AM Revitalization. Chairman Pai has indicated his interest in moving forward with additional topics left unresolved by the first AM Revitalization Report and Order. Two principle items are the protection for Class A, clear-channel AM stations, and possible conversion of AM station to all-digital. Although an alliance of clear-channel stations has vehemently opposed a revision of nighttime skywave protection, this policy is deemed by many to be overdue for reconsideration. Given the number of stations and listening choices now available, it is hard to point to any individual who relies upon nighttime skywave radio service. The FCC proposed to change daytime protection contour for Class B, C and D stations from 0.5 mVm to 2.0 mVm. The upward revision will help overcome modern day noise and man-made interference levels. An older proposal would limit Class A nighttime protected interference to their daytime 0.5 mVm contour. Others have argued a more realistic and scientifically valid protection standard would calculate actual nighttime interference levels instead using the contour overlap avoidance method, which assumes that a station receives no interference at all within their 0.5 mVm 50% skywave contour.
Global Media Rights. The battle between radio broadcasters and new music performance rights organizations (“PROs”) continues and will likely heat up by the end of the year. At the NAB, there was discussion that even more new music performance rights organizations may appear on the scene sometime soon. This is a major battle for radio broadcasters and for all broadcasters, radio and television, and will continue to occupy center stage for some time.
This column is provided for general information purposes only and should not be relied upon as legal advice pertaining to any specific factual situation. Legal decisions should be made only after proper consultation with a legal professional of your choosing.
The MBA can help you with your community issues programming. Access Minnesota is a high-quality, weekly 30-minute public affairs radio show that focuses on issues of importance to Minnesotans. This program is available as a free service to MBA member stations. The show currently airs on 43 stations throughout Minnesota. Visit www.accessminnesotaonline.com for more information. (Please note that the Access Minnesota website is currently being redesigned.) A monthly 30-minute TV version of Access Minnesota is also available. You can view previous episodes here.

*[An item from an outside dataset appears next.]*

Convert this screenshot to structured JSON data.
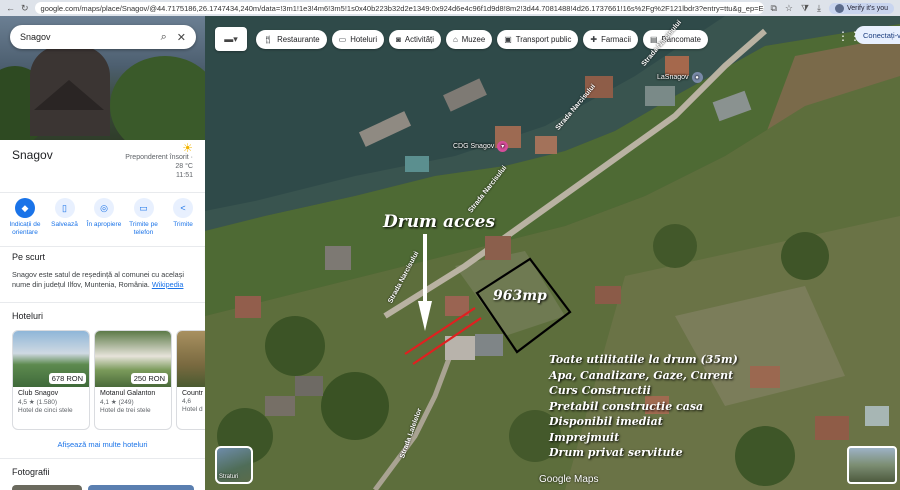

Please contact Linda Lasere (firstname.lastname@example.org) if you wish to air Access Minnesota.